What is it like working at BNE right now?
“I’ve been working with Australian Border Force at Brisbane Airport on and off since 2008 and as Team Leader for the last four years. This is such an unprecedented time, you never know what is going to happen in your day until the planes start landing, passengers disembark and are processed. We are really on the frontline here; we understand how infectious COVID-19 is and the importance of social distancing and wearing PPE – this is our new normal, this will be in place for a while to come. Even though the typical day-to-day has changed, I still love the work that Australian Border Force does in protecting Australia’s border.”
Clayton Judd, Manager Clinical and Base Operations, Royal Flying Doctor Service (Queensland Section)
What is the most important thing you've learnt during COVID-19?

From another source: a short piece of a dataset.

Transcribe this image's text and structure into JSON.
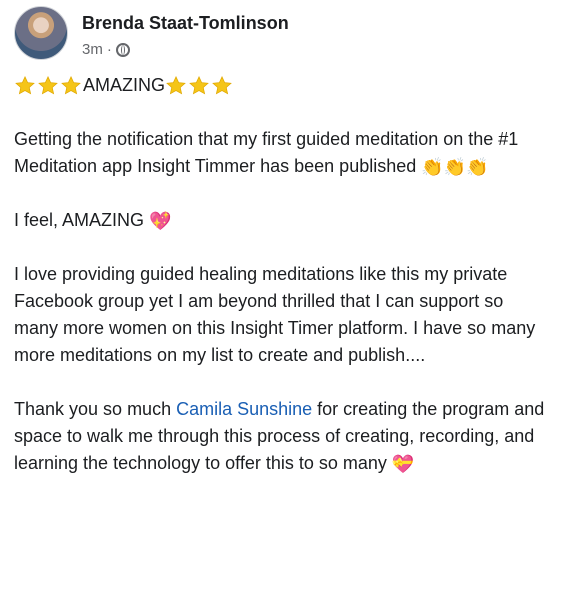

"I've realised how busy the airspace actually is compared to the current time. Our operations have continued as normal however there is noticeably less air traffic throughout the state. We've really been focusing on providing operational coverage without interruption so that we can continue to deliver vital services to rural and regional Queenslanders during this pandemic. However there is always ongoing changes as new information becomes available and we adapt to the unknown impacts of COVID-19. The one thing that hasn't changed is that I work with a great team who are motivated to go above and beyond for the community - no matter what."
Tara Timperley, Aviation Rescue Fire Fighter, Airservices Australia

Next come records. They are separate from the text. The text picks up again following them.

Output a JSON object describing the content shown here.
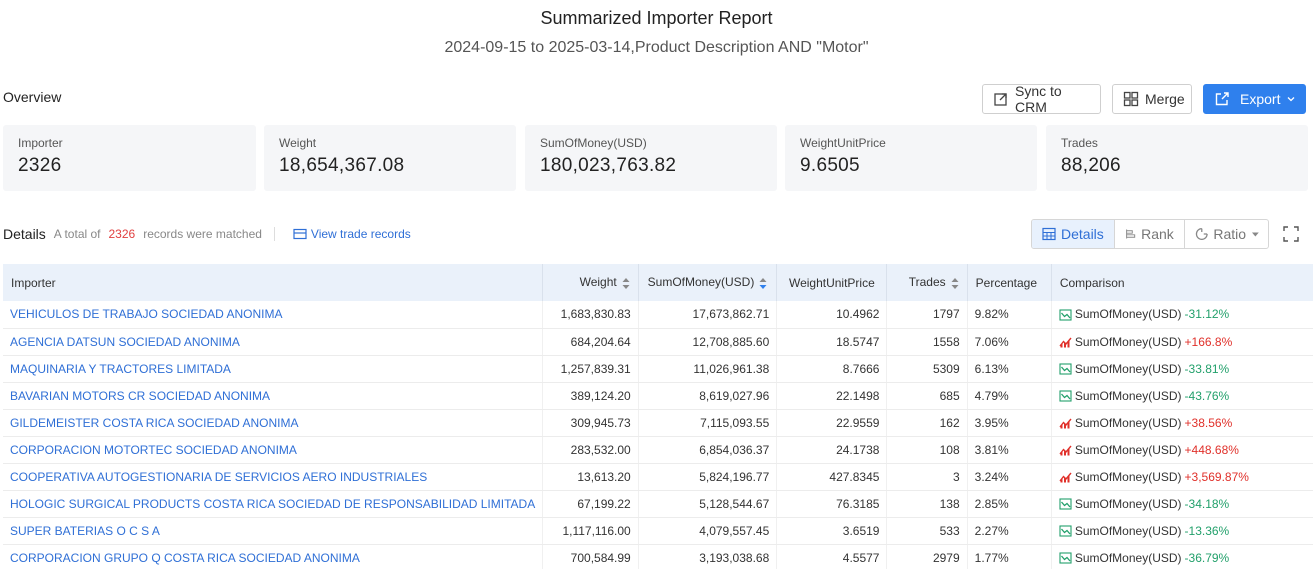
{
  "report": {
    "title": "Summarized Importer Report",
    "subtitle": "2024-09-15 to 2025-03-14,Product Description AND \"Motor\""
  },
  "overview": {
    "label": "Overview",
    "sync_label": "Sync to CRM",
    "merge_label": "Merge",
    "export_label": "Export",
    "cards": [
      {
        "label": "Importer",
        "value": "2326"
      },
      {
        "label": "Weight",
        "value": "18,654,367.08"
      },
      {
        "label": "SumOfMoney(USD)",
        "value": "180,023,763.82"
      },
      {
        "label": "WeightUnitPrice",
        "value": "9.6505"
      },
      {
        "label": "Trades",
        "value": "88,206"
      }
    ]
  },
  "details": {
    "label": "Details",
    "total_prefix": "A total of",
    "total_count": "2326",
    "total_suffix": "records were matched",
    "view_records": "View trade records",
    "view_tabs": [
      "Details",
      "Rank",
      "Ratio"
    ]
  },
  "table": {
    "headers": [
      "Importer",
      "Weight",
      "SumOfMoney(USD)",
      "WeightUnitPrice",
      "Trades",
      "Percentage",
      "Comparison"
    ],
    "rows": [
      {
        "importer": "VEHICULOS DE TRABAJO SOCIEDAD ANONIMA",
        "weight": "1,683,830.83",
        "money": "17,673,862.71",
        "unit_price": "10.4962",
        "trades": "1797",
        "percentage": "9.82%",
        "cmp_label": "SumOfMoney(USD)",
        "cmp_value": "-31.12%",
        "trend": "down"
      },
      {
        "importer": "AGENCIA DATSUN SOCIEDAD ANONIMA",
        "weight": "684,204.64",
        "money": "12,708,885.60",
        "unit_price": "18.5747",
        "trades": "1558",
        "percentage": "7.06%",
        "cmp_label": "SumOfMoney(USD)",
        "cmp_value": "+166.8%",
        "trend": "up"
      },
      {
        "importer": "MAQUINARIA Y TRACTORES LIMITADA",
        "weight": "1,257,839.31",
        "money": "11,026,961.38",
        "unit_price": "8.7666",
        "trades": "5309",
        "percentage": "6.13%",
        "cmp_label": "SumOfMoney(USD)",
        "cmp_value": "-33.81%",
        "trend": "down"
      },
      {
        "importer": "BAVARIAN MOTORS CR SOCIEDAD ANONIMA",
        "weight": "389,124.20",
        "money": "8,619,027.96",
        "unit_price": "22.1498",
        "trades": "685",
        "percentage": "4.79%",
        "cmp_label": "SumOfMoney(USD)",
        "cmp_value": "-43.76%",
        "trend": "down"
      },
      {
        "importer": "GILDEMEISTER COSTA RICA SOCIEDAD ANONIMA",
        "weight": "309,945.73",
        "money": "7,115,093.55",
        "unit_price": "22.9559",
        "trades": "162",
        "percentage": "3.95%",
        "cmp_label": "SumOfMoney(USD)",
        "cmp_value": "+38.56%",
        "trend": "up"
      },
      {
        "importer": "CORPORACION MOTORTEC SOCIEDAD ANONIMA",
        "weight": "283,532.00",
        "money": "6,854,036.37",
        "unit_price": "24.1738",
        "trades": "108",
        "percentage": "3.81%",
        "cmp_label": "SumOfMoney(USD)",
        "cmp_value": "+448.68%",
        "trend": "up"
      },
      {
        "importer": "COOPERATIVA AUTOGESTIONARIA DE SERVICIOS AERO INDUSTRIALES",
        "weight": "13,613.20",
        "money": "5,824,196.77",
        "unit_price": "427.8345",
        "trades": "3",
        "percentage": "3.24%",
        "cmp_label": "SumOfMoney(USD)",
        "cmp_value": "+3,569.87%",
        "trend": "up"
      },
      {
        "importer": "HOLOGIC SURGICAL PRODUCTS COSTA RICA SOCIEDAD DE RESPONSABILIDAD LIMITADA",
        "weight": "67,199.22",
        "money": "5,128,544.67",
        "unit_price": "76.3185",
        "trades": "138",
        "percentage": "2.85%",
        "cmp_label": "SumOfMoney(USD)",
        "cmp_value": "-34.18%",
        "trend": "down"
      },
      {
        "importer": "SUPER BATERIAS O C S A",
        "weight": "1,117,116.00",
        "money": "4,079,557.45",
        "unit_price": "3.6519",
        "trades": "533",
        "percentage": "2.27%",
        "cmp_label": "SumOfMoney(USD)",
        "cmp_value": "-13.36%",
        "trend": "down"
      },
      {
        "importer": "CORPORACION GRUPO Q COSTA RICA SOCIEDAD ANONIMA",
        "weight": "700,584.99",
        "money": "3,193,038.68",
        "unit_price": "4.5577",
        "trades": "2979",
        "percentage": "1.77%",
        "cmp_label": "SumOfMoney(USD)",
        "cmp_value": "-36.79%",
        "trend": "down"
      }
    ]
  },
  "colors": {
    "accent": "#2f80ed",
    "up": "#e0302a",
    "down": "#22a06b",
    "header_bg": "#eaf1fa"
  }
}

What does a 'new normal' day look like at the moment?
"I was surprised how much a pandemic could actually impact an airport. The airport is so quiet at the moment and I didn’t quite realise how busy Brisbane Airport is generally, as it seemed so normal before. The radio chatter has gone, aircraft parked everywhere and there is a definite reduction in the amount of call outs recently. A lot of the buildings have minimal staff, the terminals are quiet, therefore the risk of first aid calls, fuel spills and aircraft incidents is lowered. However, we have utilised this time to perform training and as always, we are available if we are required for any call outs."
Stacey Pollard, International Terminal Manager, Brisbane Airport Corporation
What do you miss most?
“I definitely miss the passengers coming through the terminal, seeing it busy, seeing all the different staff and teams, I really miss that. You can just look around here to know it feels different. A good terminal is a busy terminal. When we get back to normal, I just want to submerge myself in the terminal at the busiest time of the day, I can’t wait to see Level 4 busy again… we can't wait to see our passengers back."
Gert-Jan de Graaff, CEO, Brisbane Airport Corporation
What is Brisbane Airport doing to make the airport and travel COVID safe?
“As COVID-19 restrictions begin to ease, BAC has developed a comprehensive COVID-Safe plan for Brisbane Airport, developed using evidence and expert advice to ensure the safety of staff and travellers throughout every aspect of a traveller’s journey.
“We have already put a lot of effort and commitment into this and we will continue to work hard implementing our plan and minimising risks wherever possible.
“As people begin to return to our terminals, they will see an increased cleaning regime across high-frequency customer touchpoints, floor decals and signage encouraging social distancing, free sanitiser stations at terminal entry points and screening locations, protective sneeze screens and PPE for frontline staff where practical.
“This is the light at the end of the tunnel we have all been waiting for, and we are looking forward to welcoming back our airline partners and seeing travellers in our terminals again.
“Whether you are flying the plane, are a departing or arriving passenger, serving coffee in the terminal, providing a service, or greeting or farewelling someone at the airport, everyone has an important role to play in keeping themselves and everyone else safe. So we’re asking travellers to play their part by not coming to the airport if feeling unwell, to use the free sanitation stations located throughout the terminals, and to practice social distancing where possible.”